### Requirement
What you return should be the lines of the data containing "duration", each in full.

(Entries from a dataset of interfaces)
◆ ◆ ◆ ◆
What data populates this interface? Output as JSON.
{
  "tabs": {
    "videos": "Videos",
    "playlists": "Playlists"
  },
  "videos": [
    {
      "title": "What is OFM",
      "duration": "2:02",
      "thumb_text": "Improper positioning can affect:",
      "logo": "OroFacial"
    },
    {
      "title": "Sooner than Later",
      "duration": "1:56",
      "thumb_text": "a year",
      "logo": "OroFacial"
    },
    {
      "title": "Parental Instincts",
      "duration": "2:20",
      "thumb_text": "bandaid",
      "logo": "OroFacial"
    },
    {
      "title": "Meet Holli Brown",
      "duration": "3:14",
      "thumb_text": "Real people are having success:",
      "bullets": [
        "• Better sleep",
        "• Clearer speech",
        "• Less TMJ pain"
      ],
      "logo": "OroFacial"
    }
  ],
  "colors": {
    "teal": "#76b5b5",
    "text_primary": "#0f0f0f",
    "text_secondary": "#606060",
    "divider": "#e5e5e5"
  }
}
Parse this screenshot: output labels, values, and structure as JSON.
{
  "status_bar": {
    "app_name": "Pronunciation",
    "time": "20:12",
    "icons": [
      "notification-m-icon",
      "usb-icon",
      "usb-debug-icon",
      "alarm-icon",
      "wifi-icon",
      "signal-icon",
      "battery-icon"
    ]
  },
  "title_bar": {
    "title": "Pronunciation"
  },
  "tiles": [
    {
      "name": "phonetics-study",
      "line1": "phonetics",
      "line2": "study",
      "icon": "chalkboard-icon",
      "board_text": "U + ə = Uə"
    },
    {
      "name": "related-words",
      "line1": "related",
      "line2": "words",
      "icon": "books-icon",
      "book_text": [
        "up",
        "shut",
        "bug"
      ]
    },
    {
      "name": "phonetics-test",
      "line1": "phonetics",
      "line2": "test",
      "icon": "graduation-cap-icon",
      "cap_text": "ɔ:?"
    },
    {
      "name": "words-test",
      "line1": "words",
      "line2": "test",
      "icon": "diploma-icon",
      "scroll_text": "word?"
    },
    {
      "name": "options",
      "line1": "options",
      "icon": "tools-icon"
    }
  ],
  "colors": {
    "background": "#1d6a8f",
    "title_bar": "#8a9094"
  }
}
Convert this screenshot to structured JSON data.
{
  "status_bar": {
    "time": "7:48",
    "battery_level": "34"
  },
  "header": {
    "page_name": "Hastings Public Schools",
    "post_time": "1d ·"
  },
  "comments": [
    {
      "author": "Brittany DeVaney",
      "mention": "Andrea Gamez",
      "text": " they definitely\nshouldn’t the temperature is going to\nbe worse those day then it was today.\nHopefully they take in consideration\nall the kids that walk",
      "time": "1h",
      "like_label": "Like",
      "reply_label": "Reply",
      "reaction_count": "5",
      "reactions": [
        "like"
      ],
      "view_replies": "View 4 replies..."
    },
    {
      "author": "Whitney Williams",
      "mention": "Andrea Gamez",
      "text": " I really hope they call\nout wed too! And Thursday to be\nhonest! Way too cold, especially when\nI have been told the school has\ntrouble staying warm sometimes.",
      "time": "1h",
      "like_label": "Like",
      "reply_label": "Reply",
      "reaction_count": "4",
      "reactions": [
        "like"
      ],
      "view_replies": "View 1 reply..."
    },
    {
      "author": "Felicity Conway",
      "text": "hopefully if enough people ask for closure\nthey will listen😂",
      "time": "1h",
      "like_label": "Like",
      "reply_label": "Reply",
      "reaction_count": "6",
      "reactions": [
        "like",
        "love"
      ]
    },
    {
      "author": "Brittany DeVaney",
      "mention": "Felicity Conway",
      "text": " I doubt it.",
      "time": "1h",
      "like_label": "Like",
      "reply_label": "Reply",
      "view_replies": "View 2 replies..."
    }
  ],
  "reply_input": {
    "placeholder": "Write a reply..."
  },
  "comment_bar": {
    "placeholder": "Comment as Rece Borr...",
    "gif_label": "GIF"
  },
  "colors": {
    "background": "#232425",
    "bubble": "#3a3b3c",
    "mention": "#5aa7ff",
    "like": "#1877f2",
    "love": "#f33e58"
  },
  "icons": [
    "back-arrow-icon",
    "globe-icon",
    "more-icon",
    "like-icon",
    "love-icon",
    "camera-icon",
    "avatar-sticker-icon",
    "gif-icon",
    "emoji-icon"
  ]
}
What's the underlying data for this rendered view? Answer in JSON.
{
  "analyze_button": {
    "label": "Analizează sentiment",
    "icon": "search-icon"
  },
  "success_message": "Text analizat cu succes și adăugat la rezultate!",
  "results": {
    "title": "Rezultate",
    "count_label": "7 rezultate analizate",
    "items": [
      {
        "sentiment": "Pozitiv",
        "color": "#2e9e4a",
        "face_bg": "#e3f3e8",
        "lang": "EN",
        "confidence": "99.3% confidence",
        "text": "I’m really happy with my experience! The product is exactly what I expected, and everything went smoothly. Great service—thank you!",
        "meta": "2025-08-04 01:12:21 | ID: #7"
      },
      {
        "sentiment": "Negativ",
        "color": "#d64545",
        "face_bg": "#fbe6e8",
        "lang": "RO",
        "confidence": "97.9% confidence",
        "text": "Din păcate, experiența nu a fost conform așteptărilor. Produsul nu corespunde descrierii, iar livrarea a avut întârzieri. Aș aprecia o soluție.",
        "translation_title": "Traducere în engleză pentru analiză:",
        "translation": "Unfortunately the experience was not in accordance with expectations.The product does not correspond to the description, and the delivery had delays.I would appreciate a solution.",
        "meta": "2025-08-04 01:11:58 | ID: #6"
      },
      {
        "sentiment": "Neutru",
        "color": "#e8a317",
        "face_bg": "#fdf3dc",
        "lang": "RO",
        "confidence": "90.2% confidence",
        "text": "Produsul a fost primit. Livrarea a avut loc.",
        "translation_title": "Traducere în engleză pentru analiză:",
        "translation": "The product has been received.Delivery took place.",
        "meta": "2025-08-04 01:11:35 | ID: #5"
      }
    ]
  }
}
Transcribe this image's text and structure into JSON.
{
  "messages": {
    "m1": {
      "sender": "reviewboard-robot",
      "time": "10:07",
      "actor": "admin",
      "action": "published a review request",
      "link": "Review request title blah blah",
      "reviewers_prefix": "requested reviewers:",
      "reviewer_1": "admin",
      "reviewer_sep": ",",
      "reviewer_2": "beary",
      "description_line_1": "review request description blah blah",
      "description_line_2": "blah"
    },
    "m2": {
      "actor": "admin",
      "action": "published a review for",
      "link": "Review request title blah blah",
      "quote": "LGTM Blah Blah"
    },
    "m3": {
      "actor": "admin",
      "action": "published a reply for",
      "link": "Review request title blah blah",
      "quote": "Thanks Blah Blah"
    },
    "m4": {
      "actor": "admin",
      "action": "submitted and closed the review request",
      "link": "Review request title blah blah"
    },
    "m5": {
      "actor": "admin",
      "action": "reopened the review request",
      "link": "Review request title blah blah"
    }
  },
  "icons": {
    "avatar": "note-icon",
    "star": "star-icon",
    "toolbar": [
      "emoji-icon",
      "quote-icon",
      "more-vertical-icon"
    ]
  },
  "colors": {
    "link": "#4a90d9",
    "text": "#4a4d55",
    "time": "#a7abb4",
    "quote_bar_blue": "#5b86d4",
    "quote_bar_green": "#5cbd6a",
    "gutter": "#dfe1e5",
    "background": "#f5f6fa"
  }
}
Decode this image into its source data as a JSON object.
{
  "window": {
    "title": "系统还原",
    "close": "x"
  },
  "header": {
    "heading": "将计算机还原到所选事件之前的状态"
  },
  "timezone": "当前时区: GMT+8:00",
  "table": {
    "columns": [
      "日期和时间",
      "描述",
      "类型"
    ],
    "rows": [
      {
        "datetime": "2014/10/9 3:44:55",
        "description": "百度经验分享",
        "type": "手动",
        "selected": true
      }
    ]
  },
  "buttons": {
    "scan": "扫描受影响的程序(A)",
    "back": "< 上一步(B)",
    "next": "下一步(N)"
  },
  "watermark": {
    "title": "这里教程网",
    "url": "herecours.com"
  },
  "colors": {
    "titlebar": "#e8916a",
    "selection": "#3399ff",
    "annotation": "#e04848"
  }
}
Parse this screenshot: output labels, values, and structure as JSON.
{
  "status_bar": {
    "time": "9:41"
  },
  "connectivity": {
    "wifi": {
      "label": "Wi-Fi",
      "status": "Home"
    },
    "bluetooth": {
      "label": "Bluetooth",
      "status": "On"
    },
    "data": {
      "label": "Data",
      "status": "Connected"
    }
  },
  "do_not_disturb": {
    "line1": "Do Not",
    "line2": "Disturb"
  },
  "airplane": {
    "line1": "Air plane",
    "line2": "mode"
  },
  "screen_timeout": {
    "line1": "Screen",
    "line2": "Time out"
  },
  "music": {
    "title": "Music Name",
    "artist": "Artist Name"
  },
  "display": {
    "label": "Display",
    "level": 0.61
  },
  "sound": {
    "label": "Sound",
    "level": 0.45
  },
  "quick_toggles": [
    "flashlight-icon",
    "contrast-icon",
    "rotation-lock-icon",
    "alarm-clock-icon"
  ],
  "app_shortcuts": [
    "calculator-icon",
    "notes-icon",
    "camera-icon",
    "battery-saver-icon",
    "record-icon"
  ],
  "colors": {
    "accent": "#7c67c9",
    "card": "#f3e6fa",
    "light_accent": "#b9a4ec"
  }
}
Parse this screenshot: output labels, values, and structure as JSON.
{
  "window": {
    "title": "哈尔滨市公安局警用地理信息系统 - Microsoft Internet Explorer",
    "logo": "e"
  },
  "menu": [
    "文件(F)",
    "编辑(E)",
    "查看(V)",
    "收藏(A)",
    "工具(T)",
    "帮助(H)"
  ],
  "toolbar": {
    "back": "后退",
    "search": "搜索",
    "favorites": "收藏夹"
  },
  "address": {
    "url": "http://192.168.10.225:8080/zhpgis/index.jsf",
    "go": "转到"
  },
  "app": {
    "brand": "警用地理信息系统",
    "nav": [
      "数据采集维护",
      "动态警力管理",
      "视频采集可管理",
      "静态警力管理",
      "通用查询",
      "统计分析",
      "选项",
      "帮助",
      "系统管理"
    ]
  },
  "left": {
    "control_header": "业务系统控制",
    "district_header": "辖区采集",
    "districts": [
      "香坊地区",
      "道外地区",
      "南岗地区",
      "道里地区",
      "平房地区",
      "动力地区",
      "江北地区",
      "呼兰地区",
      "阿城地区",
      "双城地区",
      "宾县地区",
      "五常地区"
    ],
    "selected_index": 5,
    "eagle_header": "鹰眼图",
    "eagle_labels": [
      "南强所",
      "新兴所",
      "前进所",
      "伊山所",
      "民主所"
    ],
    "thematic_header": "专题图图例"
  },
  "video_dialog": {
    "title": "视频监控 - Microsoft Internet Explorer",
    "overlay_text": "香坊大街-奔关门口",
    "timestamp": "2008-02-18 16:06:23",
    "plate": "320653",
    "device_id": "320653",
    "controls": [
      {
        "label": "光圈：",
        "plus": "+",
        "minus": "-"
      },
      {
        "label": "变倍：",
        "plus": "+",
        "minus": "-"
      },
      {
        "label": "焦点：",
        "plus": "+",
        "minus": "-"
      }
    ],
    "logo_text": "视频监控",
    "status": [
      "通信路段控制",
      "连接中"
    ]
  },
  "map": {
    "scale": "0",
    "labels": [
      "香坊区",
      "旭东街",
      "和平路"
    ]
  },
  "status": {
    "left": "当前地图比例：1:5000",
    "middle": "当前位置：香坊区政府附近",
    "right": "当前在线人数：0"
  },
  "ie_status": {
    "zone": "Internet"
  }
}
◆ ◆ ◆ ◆
### Reply
      "duration": "2:02",
      "duration": "1:56",
      "duration": "2:20",
      "duration": "3:14",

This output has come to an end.